**WORK REQUEST**. Show all lines from the data that include the word "this".

**DATA FOR PROCESSING**.
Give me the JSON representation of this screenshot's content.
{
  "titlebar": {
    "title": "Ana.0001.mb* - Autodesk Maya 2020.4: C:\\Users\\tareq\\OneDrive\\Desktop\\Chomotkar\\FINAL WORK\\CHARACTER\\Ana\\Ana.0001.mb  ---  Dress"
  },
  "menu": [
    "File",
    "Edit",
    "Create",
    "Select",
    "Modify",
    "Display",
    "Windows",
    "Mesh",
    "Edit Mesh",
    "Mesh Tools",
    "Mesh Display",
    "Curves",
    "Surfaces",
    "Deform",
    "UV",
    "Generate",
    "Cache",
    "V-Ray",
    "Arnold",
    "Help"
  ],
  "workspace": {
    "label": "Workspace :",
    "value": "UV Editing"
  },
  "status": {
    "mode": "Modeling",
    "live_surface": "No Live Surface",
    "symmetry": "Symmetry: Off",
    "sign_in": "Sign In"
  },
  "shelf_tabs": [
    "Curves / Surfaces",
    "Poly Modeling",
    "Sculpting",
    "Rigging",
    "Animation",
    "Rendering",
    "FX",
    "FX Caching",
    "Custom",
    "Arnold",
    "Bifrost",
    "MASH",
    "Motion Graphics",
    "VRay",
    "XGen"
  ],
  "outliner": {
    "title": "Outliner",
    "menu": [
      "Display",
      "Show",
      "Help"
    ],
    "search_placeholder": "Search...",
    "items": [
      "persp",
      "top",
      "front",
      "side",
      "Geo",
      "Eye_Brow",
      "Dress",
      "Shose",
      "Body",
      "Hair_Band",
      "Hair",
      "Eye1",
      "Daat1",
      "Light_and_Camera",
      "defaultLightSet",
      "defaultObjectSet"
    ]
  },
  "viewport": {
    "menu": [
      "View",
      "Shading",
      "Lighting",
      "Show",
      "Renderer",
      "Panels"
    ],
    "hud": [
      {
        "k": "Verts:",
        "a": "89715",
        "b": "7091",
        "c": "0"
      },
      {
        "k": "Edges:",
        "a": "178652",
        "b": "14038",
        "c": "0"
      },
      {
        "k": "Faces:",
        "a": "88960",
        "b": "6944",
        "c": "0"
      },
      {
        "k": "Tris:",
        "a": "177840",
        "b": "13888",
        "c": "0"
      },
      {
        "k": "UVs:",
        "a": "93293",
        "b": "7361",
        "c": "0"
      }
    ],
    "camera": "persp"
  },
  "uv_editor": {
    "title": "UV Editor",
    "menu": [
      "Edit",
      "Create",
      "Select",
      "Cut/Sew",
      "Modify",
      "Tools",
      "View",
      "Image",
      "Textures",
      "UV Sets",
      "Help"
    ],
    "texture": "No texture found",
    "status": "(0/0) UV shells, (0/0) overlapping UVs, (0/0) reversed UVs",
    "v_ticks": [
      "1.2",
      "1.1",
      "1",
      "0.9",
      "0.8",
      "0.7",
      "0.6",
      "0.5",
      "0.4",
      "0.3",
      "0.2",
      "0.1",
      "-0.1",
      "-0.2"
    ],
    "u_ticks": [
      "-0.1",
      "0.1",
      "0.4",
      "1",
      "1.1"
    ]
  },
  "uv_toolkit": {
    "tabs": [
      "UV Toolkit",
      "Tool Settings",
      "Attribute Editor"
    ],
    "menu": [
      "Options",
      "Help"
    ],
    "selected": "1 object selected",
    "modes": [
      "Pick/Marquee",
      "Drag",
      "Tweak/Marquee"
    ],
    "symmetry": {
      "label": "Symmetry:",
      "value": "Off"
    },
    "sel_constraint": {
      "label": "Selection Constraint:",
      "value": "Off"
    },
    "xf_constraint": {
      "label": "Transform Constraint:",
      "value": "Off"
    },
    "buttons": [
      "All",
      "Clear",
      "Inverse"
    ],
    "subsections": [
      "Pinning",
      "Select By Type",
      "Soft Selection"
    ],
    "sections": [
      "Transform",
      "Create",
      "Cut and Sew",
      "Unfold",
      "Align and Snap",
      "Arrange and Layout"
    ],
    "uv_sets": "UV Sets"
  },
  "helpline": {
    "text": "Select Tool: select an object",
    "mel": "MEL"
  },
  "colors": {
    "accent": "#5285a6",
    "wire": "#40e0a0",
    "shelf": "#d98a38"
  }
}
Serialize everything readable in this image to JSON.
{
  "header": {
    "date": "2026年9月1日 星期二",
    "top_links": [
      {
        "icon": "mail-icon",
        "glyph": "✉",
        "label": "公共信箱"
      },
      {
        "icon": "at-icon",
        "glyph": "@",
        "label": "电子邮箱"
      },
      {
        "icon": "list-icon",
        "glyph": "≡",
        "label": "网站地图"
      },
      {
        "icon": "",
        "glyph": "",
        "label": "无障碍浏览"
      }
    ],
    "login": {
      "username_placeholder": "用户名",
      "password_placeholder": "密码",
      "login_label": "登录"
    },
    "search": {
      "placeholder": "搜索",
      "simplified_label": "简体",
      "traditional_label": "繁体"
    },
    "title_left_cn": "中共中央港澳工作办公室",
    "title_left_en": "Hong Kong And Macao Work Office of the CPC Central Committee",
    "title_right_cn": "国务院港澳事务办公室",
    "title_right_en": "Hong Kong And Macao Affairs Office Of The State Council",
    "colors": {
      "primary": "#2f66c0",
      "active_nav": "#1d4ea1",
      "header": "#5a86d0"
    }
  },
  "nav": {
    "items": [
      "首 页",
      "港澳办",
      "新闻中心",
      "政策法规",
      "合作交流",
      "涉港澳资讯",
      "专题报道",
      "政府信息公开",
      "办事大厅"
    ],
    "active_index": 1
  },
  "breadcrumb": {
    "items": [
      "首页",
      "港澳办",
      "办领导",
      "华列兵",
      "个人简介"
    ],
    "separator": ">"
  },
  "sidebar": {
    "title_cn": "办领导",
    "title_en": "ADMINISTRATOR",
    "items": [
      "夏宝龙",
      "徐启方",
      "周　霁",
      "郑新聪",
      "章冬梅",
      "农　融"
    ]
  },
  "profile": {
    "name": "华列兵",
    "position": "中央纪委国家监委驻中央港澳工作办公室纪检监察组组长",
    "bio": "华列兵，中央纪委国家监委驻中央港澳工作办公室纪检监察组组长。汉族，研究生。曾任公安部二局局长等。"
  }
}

**EXPECTED ANSWER**.
Give me the JSON representation of this screenshot's content.
Serialize everything readable in this image to JSON.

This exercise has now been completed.